__What is needed__:
Return, from the lines below, each one that includes the word "Basketball".

BEGIN Records supplied

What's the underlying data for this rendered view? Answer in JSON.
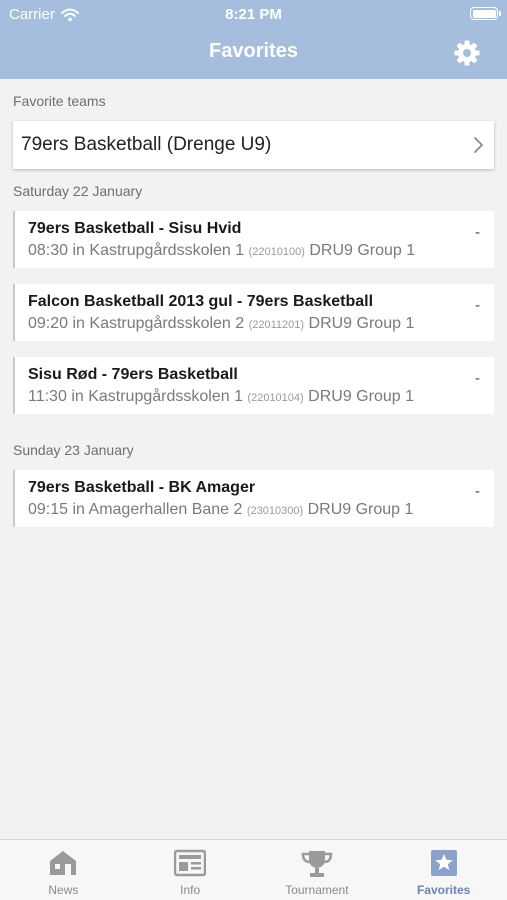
{
  "status_bar": {
    "carrier": "Carrier",
    "time": "8:21 PM"
  },
  "nav": {
    "title": "Favorites"
  },
  "favorite_teams": {
    "label": "Favorite teams",
    "teams": [
      {
        "name": "79ers Basketball (Drenge U9)"
      }
    ]
  },
  "days": [
    {
      "label": "Saturday 22 January",
      "matches": [
        {
          "title": "79ers Basketball - Sisu Hvid",
          "time": "08:30",
          "venue": "in Kastrupgårdsskolen 1",
          "code": "(22010100)",
          "group": "DRU9 Group 1",
          "score": "-"
        },
        {
          "title": "Falcon Basketball 2013 gul - 79ers Basketball",
          "time": "09:20",
          "venue": "in Kastrupgårdsskolen 2",
          "code": "(22011201)",
          "group": "DRU9 Group 1",
          "score": "-"
        },
        {
          "title": "Sisu Rød - 79ers Basketball",
          "time": "11:30",
          "venue": "in Kastrupgårdsskolen 1",
          "code": "(22010104)",
          "group": "DRU9 Group 1",
          "score": "-"
        }
      ]
    },
    {
      "label": "Sunday 23 January",
      "matches": [
        {
          "title": "79ers Basketball - BK Amager",
          "time": "09:15",
          "venue": "in Amagerhallen Bane 2",
          "code": "(23010300)",
          "group": "DRU9 Group 1",
          "score": "-"
        }
      ]
    }
  ],
  "tabbar": {
    "tabs": [
      {
        "label": "News",
        "icon": "house-icon"
      },
      {
        "label": "Info",
        "icon": "newspaper-icon"
      },
      {
        "label": "Tournament",
        "icon": "trophy-icon"
      },
      {
        "label": "Favorites",
        "icon": "star-icon",
        "active": true
      }
    ]
  },
  "colors": {
    "nav_bg": "#a6bedd",
    "accent": "#6a84b2",
    "background": "#f2f2f2"
  }
}
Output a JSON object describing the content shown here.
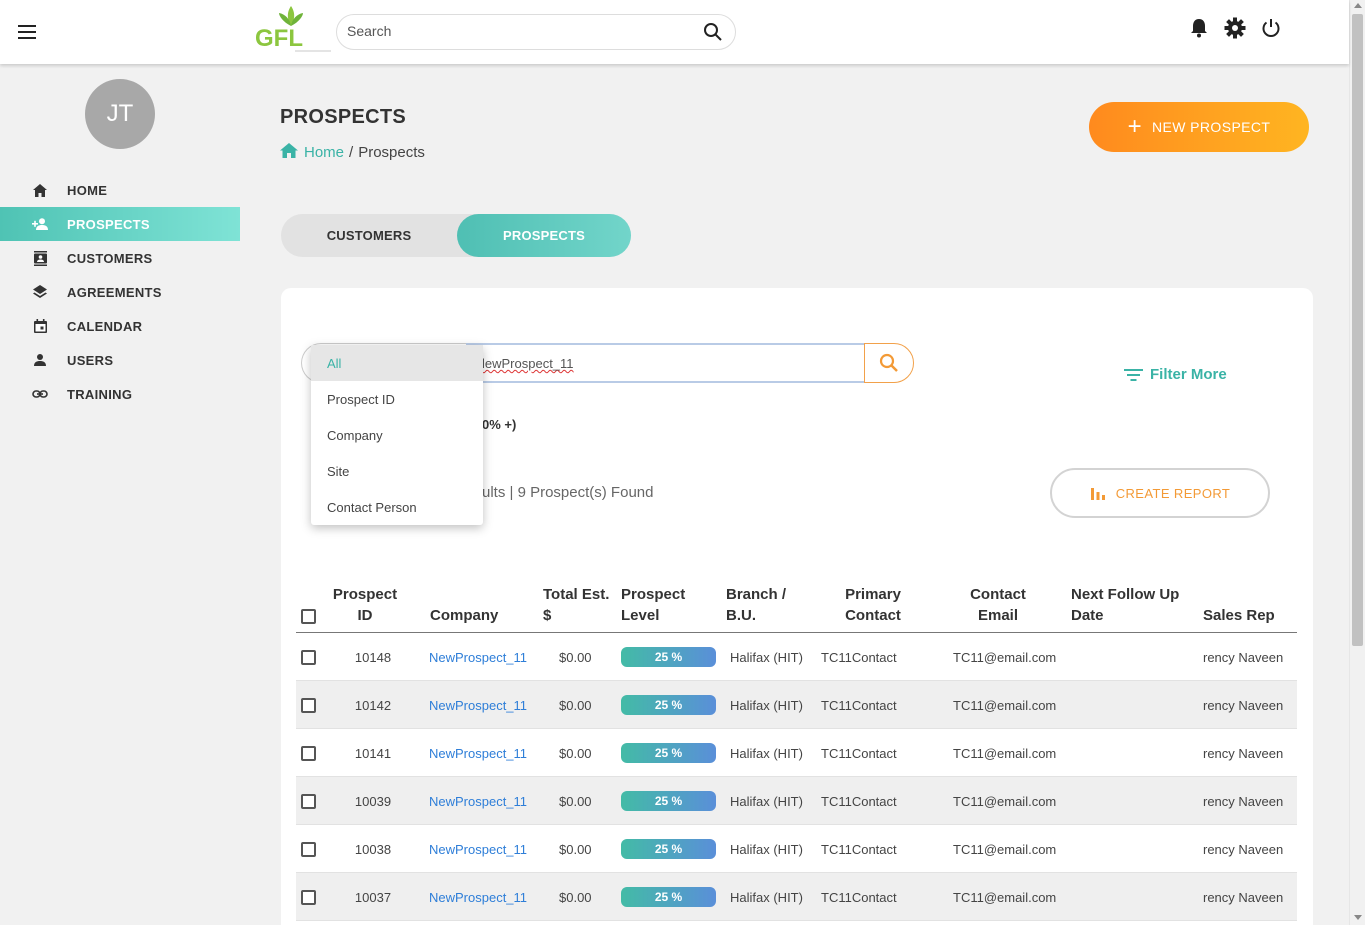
{
  "topbar": {
    "logo_text": "GFL",
    "search_placeholder": "Search"
  },
  "sidebar": {
    "avatar_initials": "JT",
    "items": [
      {
        "label": "HOME",
        "icon": "home-icon"
      },
      {
        "label": "PROSPECTS",
        "icon": "add-person-icon",
        "active": true
      },
      {
        "label": "CUSTOMERS",
        "icon": "contact-card-icon"
      },
      {
        "label": "AGREEMENTS",
        "icon": "layers-icon"
      },
      {
        "label": "CALENDAR",
        "icon": "calendar-icon"
      },
      {
        "label": "USERS",
        "icon": "person-icon"
      },
      {
        "label": "TRAINING",
        "icon": "link-icon"
      }
    ]
  },
  "header": {
    "title": "PROSPECTS",
    "breadcrumb_home": "Home",
    "breadcrumb_sep": "/",
    "breadcrumb_current": "Prospects",
    "new_button_label": "NEW PROSPECT"
  },
  "toggle": {
    "customers_label": "CUSTOMERS",
    "prospects_label": "PROSPECTS",
    "active": "PROSPECTS"
  },
  "search": {
    "value": "NewProspect_11",
    "visible_value": "lewProspect_11",
    "filter_more_label": "Filter More",
    "level_fragment": "0% +)",
    "results_fragment": "ults | 9 Prospect(s) Found",
    "report_button_label": "CREATE REPORT"
  },
  "dropdown": {
    "options": [
      "All",
      "Prospect ID",
      "Company",
      "Site",
      "Contact Person"
    ],
    "selected": "All"
  },
  "table": {
    "columns": {
      "id": [
        "Prospect",
        "ID"
      ],
      "company": "Company",
      "total": [
        "Total Est.",
        "$"
      ],
      "level": [
        "Prospect",
        "Level"
      ],
      "branch": [
        "Branch /",
        "B.U."
      ],
      "contact": [
        "Primary",
        "Contact"
      ],
      "email": [
        "Contact",
        "Email"
      ],
      "followup": [
        "Next Follow Up",
        "Date"
      ],
      "rep": "Sales Rep"
    },
    "rows": [
      {
        "id": "10148",
        "company": "NewProspect_11",
        "total": "$0.00",
        "level": "25 %",
        "branch": "Halifax (HIT)",
        "contact": "TC11Contact",
        "email": "TC11@email.com",
        "followup": "",
        "rep": "rency Naveen"
      },
      {
        "id": "10142",
        "company": "NewProspect_11",
        "total": "$0.00",
        "level": "25 %",
        "branch": "Halifax (HIT)",
        "contact": "TC11Contact",
        "email": "TC11@email.com",
        "followup": "",
        "rep": "rency Naveen"
      },
      {
        "id": "10141",
        "company": "NewProspect_11",
        "total": "$0.00",
        "level": "25 %",
        "branch": "Halifax (HIT)",
        "contact": "TC11Contact",
        "email": "TC11@email.com",
        "followup": "",
        "rep": "rency Naveen"
      },
      {
        "id": "10039",
        "company": "NewProspect_11",
        "total": "$0.00",
        "level": "25 %",
        "branch": "Halifax (HIT)",
        "contact": "TC11Contact",
        "email": "TC11@email.com",
        "followup": "",
        "rep": "rency Naveen"
      },
      {
        "id": "10038",
        "company": "NewProspect_11",
        "total": "$0.00",
        "level": "25 %",
        "branch": "Halifax (HIT)",
        "contact": "TC11Contact",
        "email": "TC11@email.com",
        "followup": "",
        "rep": "rency Naveen"
      },
      {
        "id": "10037",
        "company": "NewProspect_11",
        "total": "$0.00",
        "level": "25 %",
        "branch": "Halifax (HIT)",
        "contact": "TC11Contact",
        "email": "TC11@email.com",
        "followup": "",
        "rep": "rency Naveen"
      }
    ]
  },
  "colors": {
    "teal": "#3ab3a6",
    "orange": "#ff8a1e",
    "link_blue": "#2e7ed8",
    "logo_green": "#8cc63f"
  }
}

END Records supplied

__Task output__:
        "name": "79ers Basketball (Drenge U9)"
          "title": "79ers Basketball - Sisu Hvid",
          "title": "Falcon Basketball 2013 gul - 79ers Basketball",
          "title": "Sisu Rød - 79ers Basketball",
          "title": "79ers Basketball - BK Amager",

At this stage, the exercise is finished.